Our fellow camper still haven’t heard anything but now I know that they are underway today. They had to put on a few extra flights to get everyone out, but again they didn’t leave anybody behind.
We had an early start to the airport at 4.30am for our 9am flight and it all worked out well. We got seats in Premium Economy, all watched about 4 movies and landed in Frankfurt 10h later. Quite a different feeling on board with lots of cheering and a lot of relieved faces around, I think we will keep our boarding passes of that flight! And don’t think the flight is free by the way. We didn’t have to pay anything as of yet but will get an invoice for a normal economy ticket at some point.
When we arrived in Frankfurt we had to wait at least for 30 minutes before anybody could exit the plane, and then only 40 at a time with 5 minute wait between groups to avoid queues. As we were Premium Economy we were in the second group but then our last bag was literally the last bag coming out about 40 minutes later. Only then we could head to the rental car company and get our car to drive another 6h back to my mum’s place through the night. With temperatures at or below freezing levels (but at least dry), conditions weren’t perfect but at least the kids fell asleep immediately and we got a nice, safe car for the drive. A couple of cokes and my first red bull without any vodka for a long time later, we arrived early morning where it all began – my home village of Schenefeld in beautiful Schleswig-Holstein.
Mum lives in the top flat of our three story property and luckily the bottom flat got free a few months ago, and mum used it largely as storage. Well turns out that we need it now. And mum did a fantastic job getting it as ready as possible with beds for all of us set up. And we needed a bed after that very long day. Now we can slowly make the flat our own and see how things pan out over the next few weeks and months.
So here we go, no job, no home and staying with mum in my mid-40s with my family – living the dream! Where to from here after our 2 weeks of self isolation – I don’t know. Our plan was of course to travel through Europe and then Asia to head back to New Zealand by the end of this year. At this stage I am pretty sure that none of that is going to happen. Europe is off the cards and international air travel will be massively restricted for some time, how long no one knows… Job, I think we will start to see the economic impact and massive job losses very soon. So is there any chance of finding a job in Germany for Jennifer and I? Again, I don’t know. Maybe we can continue our travel and focus on Germany only if the restrictions are lifted?
Looking at the positives, we are healthy and have a safe place to stay. We are not burning any money for accommodation, have plenty of toilet paper (not sure where Oma got that from) and there is plenty to do and help out around here for some time to keep us busy. Our gap year trip is on hold at best and over worst case. We hope we can continue and finish the trip at some stage to return to NZ, but this is it for now. The kids are writing their Namibia posts and that’s it I guess.

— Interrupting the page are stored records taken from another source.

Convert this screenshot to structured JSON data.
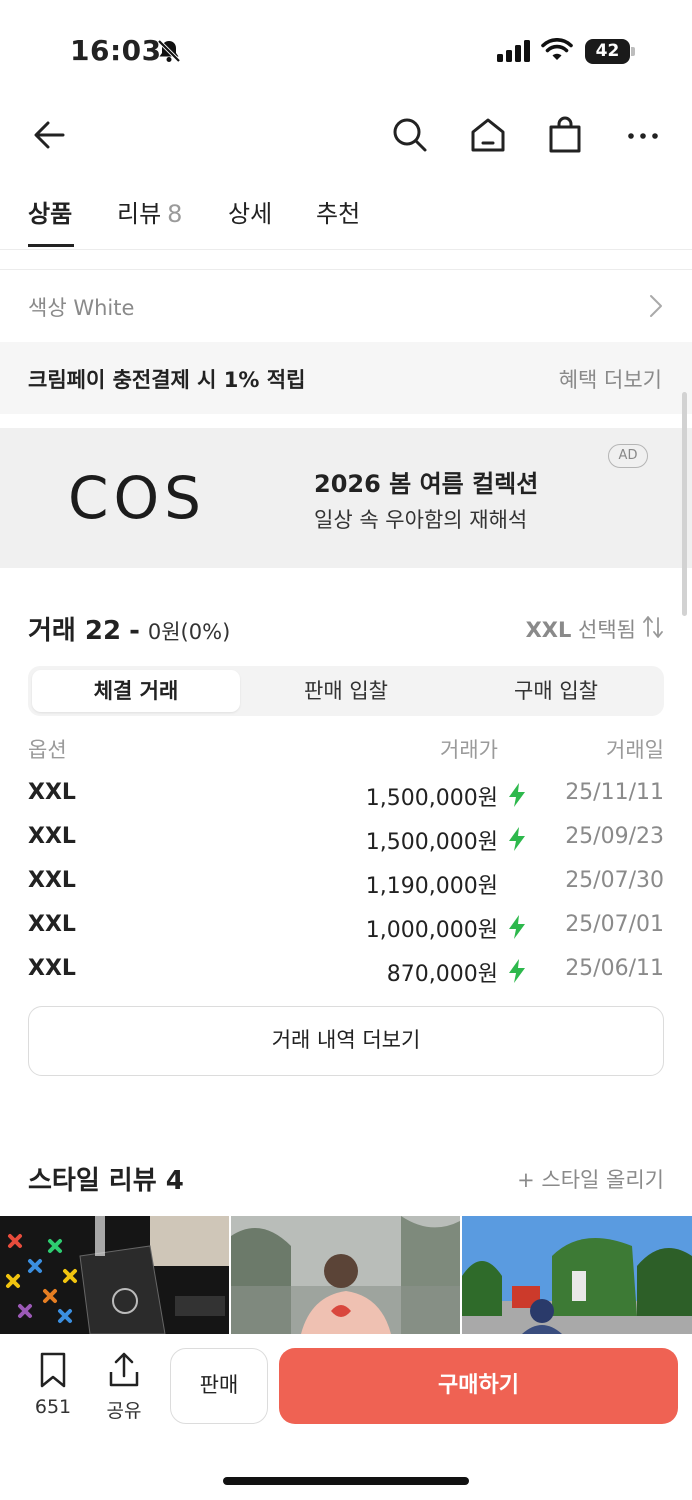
{
  "status_bar": {
    "time": "16:03",
    "battery": "42"
  },
  "nav": {
    "icons": [
      "back-arrow-icon",
      "search-icon",
      "home-icon",
      "shopping-bag-icon",
      "more-icon"
    ]
  },
  "tabs": [
    {
      "label": "상품",
      "count": ""
    },
    {
      "label": "리뷰",
      "count": "8"
    },
    {
      "label": "상세",
      "count": ""
    },
    {
      "label": "추천",
      "count": ""
    }
  ],
  "color_option": {
    "text": "색상 White"
  },
  "benefit": {
    "text": "크림페이 충전결제 시 1% 적립",
    "more": "혜택 더보기"
  },
  "ad": {
    "logo": "COS",
    "title": "2026 봄 여름 컬렉션",
    "subtitle": "일상 속 우아함의 재해석",
    "badge": "AD"
  },
  "trades": {
    "title": "거래 22",
    "dash": "-",
    "amount": "0원(0%)",
    "selected_size": "XXL",
    "selected_suffix": "선택됨",
    "segments": [
      "체결 거래",
      "판매 입찰",
      "구매 입찰"
    ],
    "columns": [
      "옵션",
      "거래가",
      "거래일"
    ],
    "rows": [
      {
        "option": "XXL",
        "price": "1,500,000원",
        "fast": true,
        "date": "25/11/11"
      },
      {
        "option": "XXL",
        "price": "1,500,000원",
        "fast": true,
        "date": "25/09/23"
      },
      {
        "option": "XXL",
        "price": "1,190,000원",
        "fast": false,
        "date": "25/07/30"
      },
      {
        "option": "XXL",
        "price": "1,000,000원",
        "fast": true,
        "date": "25/07/01"
      },
      {
        "option": "XXL",
        "price": "870,000원",
        "fast": true,
        "date": "25/06/11"
      }
    ],
    "more_button": "거래 내역 더보기"
  },
  "style_reviews": {
    "title": "스타일 리뷰 4",
    "upload": "+ 스타일 올리기"
  },
  "bottom_bar": {
    "bookmark_count": "651",
    "share_label": "공유",
    "sell_label": "판매",
    "buy_label": "구매하기"
  },
  "colors": {
    "accent": "#EF6253",
    "fast_bolt": "#2DB84C",
    "text_primary": "#222222",
    "text_secondary": "#8A8A8A"
  }
}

Thanks for all the messages to check in with us over the last week or so! Stay safe, healthy and be kind people. I have seen this crisis bring out the best in people.